Teaching Shakespeare is never easy. But teaching Shakespeare to a classroom of mostly English Language Learners? It’s not only difficult, but hilarious.
This morning I began reading Romeo & Juliet to my ninth graders. We had already gone over the history of Shakespeare’s life, the history of Elizabethan England, and what was considered popular entertainment at the time (think bear baiting, public executions and cockfights–and yes, “cockfights” evoked some serious laughter from the 14-year-old boys in the room.) Now it was time to discuss puns.
Where does the time go? Seriously.
I remember rolling my eyes when “old” people used to say this to me. And now, all of a sudden, I’m the old one saying this. (Well, not old, but “old-ish” according to my teenage students). It seems like overnight all of my friends got married and had babies, and my bedtime became something of an embarrassing topic of conversation. I’m also about to wrap up my fifth year teaching abroad. It just doesn’t make sense.
As an expat, there’s nothing more exciting than having friends and family visit.

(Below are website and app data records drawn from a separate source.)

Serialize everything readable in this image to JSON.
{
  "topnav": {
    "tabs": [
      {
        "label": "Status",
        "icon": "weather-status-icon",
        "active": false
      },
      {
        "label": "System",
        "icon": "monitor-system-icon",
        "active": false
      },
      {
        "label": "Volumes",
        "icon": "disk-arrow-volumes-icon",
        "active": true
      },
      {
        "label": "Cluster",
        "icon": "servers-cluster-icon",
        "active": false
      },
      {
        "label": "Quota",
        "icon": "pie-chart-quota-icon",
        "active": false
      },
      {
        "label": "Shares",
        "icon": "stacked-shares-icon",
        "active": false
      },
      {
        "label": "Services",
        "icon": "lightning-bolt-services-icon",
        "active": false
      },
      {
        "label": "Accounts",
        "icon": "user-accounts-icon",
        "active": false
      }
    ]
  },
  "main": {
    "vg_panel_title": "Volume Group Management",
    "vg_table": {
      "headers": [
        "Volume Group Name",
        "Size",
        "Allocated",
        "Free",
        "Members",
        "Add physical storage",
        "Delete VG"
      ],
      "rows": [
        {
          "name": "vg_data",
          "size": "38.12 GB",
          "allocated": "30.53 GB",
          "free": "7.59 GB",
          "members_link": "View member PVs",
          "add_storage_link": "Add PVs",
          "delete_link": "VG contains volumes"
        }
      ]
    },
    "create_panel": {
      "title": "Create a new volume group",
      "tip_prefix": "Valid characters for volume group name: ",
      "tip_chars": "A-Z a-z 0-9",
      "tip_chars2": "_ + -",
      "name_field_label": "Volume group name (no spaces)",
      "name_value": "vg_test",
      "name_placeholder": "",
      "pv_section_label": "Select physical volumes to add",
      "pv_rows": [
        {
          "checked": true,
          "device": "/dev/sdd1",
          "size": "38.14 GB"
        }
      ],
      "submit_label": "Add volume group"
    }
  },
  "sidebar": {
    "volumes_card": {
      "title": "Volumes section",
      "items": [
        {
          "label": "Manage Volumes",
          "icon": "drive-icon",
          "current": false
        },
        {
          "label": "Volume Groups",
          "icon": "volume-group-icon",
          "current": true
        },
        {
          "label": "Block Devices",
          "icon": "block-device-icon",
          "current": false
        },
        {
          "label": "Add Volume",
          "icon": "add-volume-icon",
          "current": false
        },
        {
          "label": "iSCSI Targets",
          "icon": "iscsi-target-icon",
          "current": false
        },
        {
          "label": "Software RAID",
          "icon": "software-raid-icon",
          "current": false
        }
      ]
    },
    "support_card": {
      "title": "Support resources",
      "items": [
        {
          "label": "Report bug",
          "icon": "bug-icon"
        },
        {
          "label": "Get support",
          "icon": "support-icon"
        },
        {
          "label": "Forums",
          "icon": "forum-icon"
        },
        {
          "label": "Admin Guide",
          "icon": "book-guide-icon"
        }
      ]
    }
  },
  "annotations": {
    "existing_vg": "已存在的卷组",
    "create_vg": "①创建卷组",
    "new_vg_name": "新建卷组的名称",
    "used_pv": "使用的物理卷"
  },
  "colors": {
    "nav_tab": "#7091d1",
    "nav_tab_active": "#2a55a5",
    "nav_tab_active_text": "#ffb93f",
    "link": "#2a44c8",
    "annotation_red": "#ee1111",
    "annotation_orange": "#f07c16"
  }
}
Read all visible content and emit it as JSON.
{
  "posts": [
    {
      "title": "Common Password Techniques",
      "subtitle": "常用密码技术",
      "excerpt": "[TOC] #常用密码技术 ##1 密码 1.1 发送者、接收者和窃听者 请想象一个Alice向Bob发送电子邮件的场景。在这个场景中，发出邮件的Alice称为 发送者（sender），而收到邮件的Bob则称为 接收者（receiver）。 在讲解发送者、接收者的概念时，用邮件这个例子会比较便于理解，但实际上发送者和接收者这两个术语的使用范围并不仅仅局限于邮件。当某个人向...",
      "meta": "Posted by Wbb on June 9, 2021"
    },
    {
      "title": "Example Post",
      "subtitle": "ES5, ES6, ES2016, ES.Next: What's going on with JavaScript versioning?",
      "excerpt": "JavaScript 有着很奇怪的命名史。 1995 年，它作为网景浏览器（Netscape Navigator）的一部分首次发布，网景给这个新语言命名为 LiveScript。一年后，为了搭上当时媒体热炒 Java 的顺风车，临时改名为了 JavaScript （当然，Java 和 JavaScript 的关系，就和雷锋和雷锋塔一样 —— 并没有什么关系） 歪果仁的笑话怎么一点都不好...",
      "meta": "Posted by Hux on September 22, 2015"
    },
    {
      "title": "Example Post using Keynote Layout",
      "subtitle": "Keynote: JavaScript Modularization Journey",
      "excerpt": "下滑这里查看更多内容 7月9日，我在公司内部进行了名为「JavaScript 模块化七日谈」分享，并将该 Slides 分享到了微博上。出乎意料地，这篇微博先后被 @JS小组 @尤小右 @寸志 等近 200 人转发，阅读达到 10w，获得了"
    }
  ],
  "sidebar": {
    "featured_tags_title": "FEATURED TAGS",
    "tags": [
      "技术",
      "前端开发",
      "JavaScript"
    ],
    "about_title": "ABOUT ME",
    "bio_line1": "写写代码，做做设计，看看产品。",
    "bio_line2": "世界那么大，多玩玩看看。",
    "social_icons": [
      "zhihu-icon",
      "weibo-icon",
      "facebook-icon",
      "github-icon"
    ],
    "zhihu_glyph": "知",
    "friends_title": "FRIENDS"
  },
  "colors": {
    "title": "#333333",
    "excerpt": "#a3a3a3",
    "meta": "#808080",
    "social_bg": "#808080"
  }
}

You get the opportunity to show off your new home, introduce them to a new culture, and hopefully convince them that you’re not completely insane for living abroad. However, there’s also a flip side. It can be quite stressful having guests, especially if you live in a non-English speaking country and plan to spend some of their vacation working, leaving them to their own devices.
I am not a morning person. I never have been. I never will be. But the fact that I’m now a high school teacher means I at least have to pretend.
So Monday through Friday, I set my alarm for 6am, giving me a solid hour to quietly enjoy a giant cup of coffee. I make breakfast. I cake concealer under my eyes. I bike to school to get my blood pumping. By the time my students enter the classroom at 8am, I fake a smile and actually resemble a human being.
If you’re an expat, or if you’ve ever traveled by yourself for long periods of time, you know that sometimes it’s tough to meet people. True, you may get lucky and meet that perfect group of people at a hostel, or another solo traveler on a walking tour. But what if you don’t? Well, my advice for you is to get online.
There’s Meetup.com, which is a great site for finding activities or weekend trips with like-minded individuals, Couchsurfing.org, good for finding a couch/room or meeting locals, and the Tinder app for the single traveler, looking for a possible romance on the road.
But if you’re planning on making a semi-permanent or even permanent move abroad, Internations is the way to go. The website is similar to Meetup, but with an emphasis on networking opportunities. I’ve personally been to several events, and have made many friends and business contacts along the way.
Lately, I’ve been getting a lot of questions about what I do for a living. “How did you start teaching overseas?” “Do you teach at a Chinese school or an American school?” “How do you travel so much?” “What kinds of benefits do you get?”
Then the most important: “How can I do it too?”
Six years ago, when the U.S. economy took a turn and I was left without a job, I decided to throw all caution to the wind and move to Korea to teach English. I had never taught before, I hadn’t traveled much, and admittedly, kids weren’t really my thing. But I thought, Hey, I can do anything for a year.
Now that I’m finally back and settled in Shanghai, with the second semester in full swing, it’s time to acknowledge that it is now 2015. It always takes me awhile to make the switch; in fact, my students corrected me today when I wrote the date on the board.
2014 was a busy year for me. I finished up my contract in Bogota, Colombia, attended my sister’s wedding in the States, started a new teaching contract in Shanghai, and added a new continent to my travel list. It was a good one. Here are the highlights:
It’s been five days since I landed in Shanghai; and let me tell you, it’s been a whirlwind.
Living abroad isn’t easy. You’re forced to pack your entire life’s possessions into a few suitcases, learn a new language, a new culture, and make new friends to combat the inevitable homesickness. And while you’re busy doing all these things, Facebook reminds you of everything you’re missing back home. At times it can get lonely, but most of the time, it’s incredibly exciting.
I gasped for air and kept peddling, my head down so the spinning instructor wouldn’t see me laughing.
“Is it just me, or is he doing a sexy dance on top of the bike?” my friend Kari said on the bicycle next to me.
Day two in Korea, still jet-lagged, I had a 9:30am health check appointment at the hospital. A vision test, hearing test, lung X-ray and four vials of blood later, it was time to pee in a cup.
After being pricked and poked in front of what seemed like half of Seoul, a little urine sample sounded relatively painless.
I was wrong. My first public peeing experience—in a hospital mind you—ended up being in a ceramic hole in the ground.